● **Aim of the task**: Filter the material below down to the lines containing the word "NoDepthPerformance".
/---
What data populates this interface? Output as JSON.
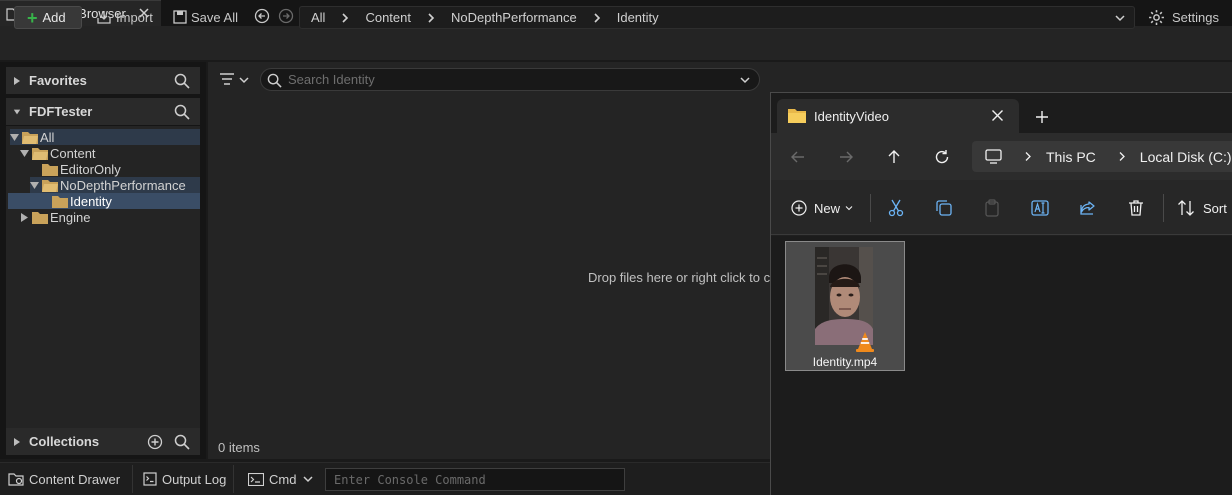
{
  "window": {
    "tab_title": "Content Browser"
  },
  "toolbar": {
    "add_label": "Add",
    "import_label": "Import",
    "save_all_label": "Save All",
    "settings_label": "Settings",
    "breadcrumb": [
      "All",
      "Content",
      "NoDepthPerformance",
      "Identity"
    ]
  },
  "sidebar": {
    "favorites_title": "Favorites",
    "project_title": "FDFTester",
    "collections_title": "Collections",
    "tree": [
      {
        "label": "All",
        "depth": 0,
        "expanded": true,
        "selected": false,
        "highlight": true
      },
      {
        "label": "Content",
        "depth": 1,
        "expanded": true,
        "selected": false,
        "highlight": false
      },
      {
        "label": "EditorOnly",
        "depth": 2,
        "expanded": false,
        "selected": false,
        "highlight": false
      },
      {
        "label": "NoDepthPerformance",
        "depth": 2,
        "expanded": true,
        "selected": false,
        "highlight": true
      },
      {
        "label": "Identity",
        "depth": 3,
        "expanded": false,
        "selected": true,
        "highlight": false
      },
      {
        "label": "Engine",
        "depth": 1,
        "expanded": false,
        "selected": false,
        "highlight": false,
        "collapsed_arrow": true
      }
    ]
  },
  "content": {
    "search_placeholder": "Search Identity",
    "drop_hint": "Drop files here or right click to c",
    "item_count": "0 items"
  },
  "bottombar": {
    "content_drawer": "Content Drawer",
    "output_log": "Output Log",
    "cmd_label": "Cmd",
    "console_placeholder": "Enter Console Command"
  },
  "explorer": {
    "tab_title": "IdentityVideo",
    "address": [
      "This PC",
      "Local Disk (C:)"
    ],
    "new_label": "New",
    "sort_label": "Sort",
    "file_name": "Identity.mp4"
  },
  "colors": {
    "accent_green": "#37b34a",
    "folder": "#c9a25a",
    "selection": "#3a4d66",
    "highlight": "#2e3a4a"
  }
}
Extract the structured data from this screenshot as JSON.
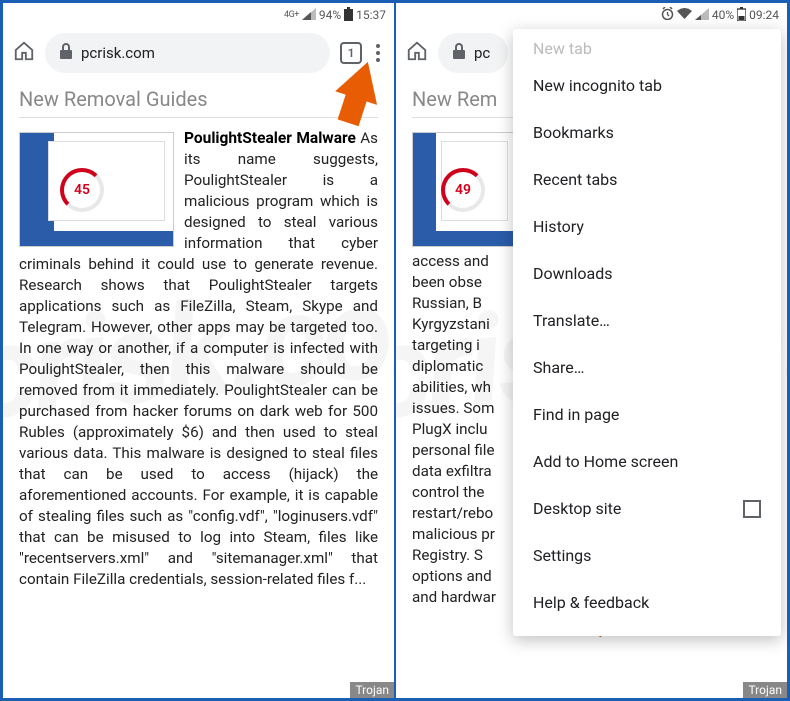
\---
● **Response to this exercise**:
      "NoDepthPerformance",
        "label": "NoDepthPerformance",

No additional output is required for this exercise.